How do demographic, social and geographic factors affect glycemic control over time in veterans newly diagnosed with diabetes?
What is the role of anemia in risk of dementia in veterans with chronic kidney disease?
New Research Suggested That Veterans Exposed to Agent Orange Have Increased Risk of Developing Progressive Blood Cancers, Such as MPNs
For the first time, new research findings have suggested that veterans exposed to Agent Orange might be at increased risk of developing progressive blood cancers, such as myeloproliferative neoplasms (MPNs).
In planning and preparing for the future possibility of large-scale combat operations, military medicine might have to decide which wounded warriors can have delayed evacuations. One issue is the need for blood products.
Immune abnormalities persist in young adult classical Hodgkin lymphoma (YAcHL) patients long after cure. Yet, new research presented at the most recent Annual ASH Meeting and Exposition in New Orleans pointed out the difficulties in assessing whether those issues existed prior to diagnosis.
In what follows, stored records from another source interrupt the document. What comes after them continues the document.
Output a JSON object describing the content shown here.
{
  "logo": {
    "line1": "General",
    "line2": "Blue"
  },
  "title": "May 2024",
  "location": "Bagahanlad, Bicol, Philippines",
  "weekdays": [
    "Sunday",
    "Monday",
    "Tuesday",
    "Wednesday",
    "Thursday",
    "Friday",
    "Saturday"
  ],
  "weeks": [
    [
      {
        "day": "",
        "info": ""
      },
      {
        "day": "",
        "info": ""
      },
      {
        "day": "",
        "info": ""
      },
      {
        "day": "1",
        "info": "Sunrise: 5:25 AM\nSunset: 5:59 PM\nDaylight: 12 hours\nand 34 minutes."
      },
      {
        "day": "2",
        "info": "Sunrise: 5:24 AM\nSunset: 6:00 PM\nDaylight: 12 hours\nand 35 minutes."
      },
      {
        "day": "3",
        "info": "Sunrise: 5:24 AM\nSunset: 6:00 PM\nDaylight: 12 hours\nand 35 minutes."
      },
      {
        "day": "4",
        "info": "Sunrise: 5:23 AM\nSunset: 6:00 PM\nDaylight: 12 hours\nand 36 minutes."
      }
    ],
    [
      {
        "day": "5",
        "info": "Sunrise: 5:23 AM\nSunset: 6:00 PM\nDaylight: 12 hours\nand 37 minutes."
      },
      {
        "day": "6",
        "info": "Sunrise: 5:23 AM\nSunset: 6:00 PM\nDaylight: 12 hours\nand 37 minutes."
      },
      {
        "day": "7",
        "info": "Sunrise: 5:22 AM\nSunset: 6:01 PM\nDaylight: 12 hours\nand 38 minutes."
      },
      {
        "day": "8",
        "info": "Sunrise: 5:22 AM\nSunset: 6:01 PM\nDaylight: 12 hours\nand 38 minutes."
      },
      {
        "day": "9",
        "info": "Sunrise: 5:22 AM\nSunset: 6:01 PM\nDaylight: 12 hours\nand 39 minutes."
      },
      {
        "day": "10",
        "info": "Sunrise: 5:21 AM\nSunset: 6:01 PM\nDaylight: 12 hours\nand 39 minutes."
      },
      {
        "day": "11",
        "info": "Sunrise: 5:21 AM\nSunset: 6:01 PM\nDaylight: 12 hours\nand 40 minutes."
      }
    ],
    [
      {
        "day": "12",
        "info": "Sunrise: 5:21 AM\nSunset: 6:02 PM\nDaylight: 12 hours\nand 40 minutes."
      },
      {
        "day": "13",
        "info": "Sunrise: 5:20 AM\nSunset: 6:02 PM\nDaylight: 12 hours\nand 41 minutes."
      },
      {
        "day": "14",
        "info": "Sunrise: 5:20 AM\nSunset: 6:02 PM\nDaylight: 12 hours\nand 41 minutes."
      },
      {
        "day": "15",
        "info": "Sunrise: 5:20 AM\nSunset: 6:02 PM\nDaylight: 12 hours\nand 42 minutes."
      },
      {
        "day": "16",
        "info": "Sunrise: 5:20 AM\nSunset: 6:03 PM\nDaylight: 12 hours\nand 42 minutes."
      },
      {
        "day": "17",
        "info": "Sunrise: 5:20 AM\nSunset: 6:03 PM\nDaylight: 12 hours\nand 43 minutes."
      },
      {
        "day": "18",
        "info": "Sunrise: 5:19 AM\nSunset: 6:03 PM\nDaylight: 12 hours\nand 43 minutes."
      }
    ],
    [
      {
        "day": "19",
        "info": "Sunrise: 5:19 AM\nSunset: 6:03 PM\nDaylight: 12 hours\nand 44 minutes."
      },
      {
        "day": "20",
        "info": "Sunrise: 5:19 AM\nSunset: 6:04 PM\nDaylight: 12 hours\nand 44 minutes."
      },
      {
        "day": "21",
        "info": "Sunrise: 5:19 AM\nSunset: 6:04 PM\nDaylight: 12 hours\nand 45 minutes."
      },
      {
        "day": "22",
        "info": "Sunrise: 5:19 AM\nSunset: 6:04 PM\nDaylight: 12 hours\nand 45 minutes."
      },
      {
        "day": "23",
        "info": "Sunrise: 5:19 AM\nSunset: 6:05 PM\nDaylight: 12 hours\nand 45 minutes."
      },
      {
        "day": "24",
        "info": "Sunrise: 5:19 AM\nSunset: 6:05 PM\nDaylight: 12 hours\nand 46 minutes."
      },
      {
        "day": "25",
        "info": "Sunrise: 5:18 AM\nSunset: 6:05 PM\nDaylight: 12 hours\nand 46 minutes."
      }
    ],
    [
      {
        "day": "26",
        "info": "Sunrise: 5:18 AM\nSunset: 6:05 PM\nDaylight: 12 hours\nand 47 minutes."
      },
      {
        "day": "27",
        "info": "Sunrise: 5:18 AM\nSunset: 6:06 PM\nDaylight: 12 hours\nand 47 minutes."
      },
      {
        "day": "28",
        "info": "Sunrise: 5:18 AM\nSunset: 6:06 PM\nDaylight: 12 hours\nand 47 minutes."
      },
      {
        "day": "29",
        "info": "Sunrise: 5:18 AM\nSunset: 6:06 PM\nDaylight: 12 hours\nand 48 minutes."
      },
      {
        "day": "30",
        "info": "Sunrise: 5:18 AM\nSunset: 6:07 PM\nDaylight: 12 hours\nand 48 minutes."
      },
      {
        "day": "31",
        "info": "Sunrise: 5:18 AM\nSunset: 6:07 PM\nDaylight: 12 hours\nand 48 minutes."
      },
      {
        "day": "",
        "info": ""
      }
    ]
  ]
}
An estimated 1 in 10 Americans and 1 in 4 veterans has diabetes, not only putting them at increased risk for problems such as heart and kidney disease, but also making them more prone to complications such as infection and bleeding following surgery.
Most hospitalizations in military servicemembers for exertional rhabdomyolysis, a syndrome of muscle breakdown following exercise, are associated with heat illness and present with lower creatine kinase levels than cases without associated heat illness, according to a recent study.
Sickle cell trait (SCT), a condition in which a person has one abnormal allele of the hemoglobin beta gene, affects an estimated 5.02% of non-Hispanic blacks, 1.08% of Hispanics and 0.1% of whites in the U.S. military.
In less than two decades, the advent of targeted therapies transformed chronic myeloid leukemia (CML) from a death sentence with a five-year survival rate of just 22% to a chronic condition with five-year survival exceeding 90%.
Patients with acute myeloid leukemia (AML) face difficult choices if their cancer recurs. Without treatment, survival is a matter of months.
Even though the rate of complete remission of acute promyelocytic leukemia (APL) is currently more than 90% because of the use of all-trans retinoic acid (ATRA) with arsenic trioxide (ATO), hemorrhagic mortality has emerged as the most significant barrier to APL-induced remission, according to a new study.
COVID-19 cases range dramatically from severity, from asymptomatic to self-limited influenza-like illness to severe respiratory failure or even death.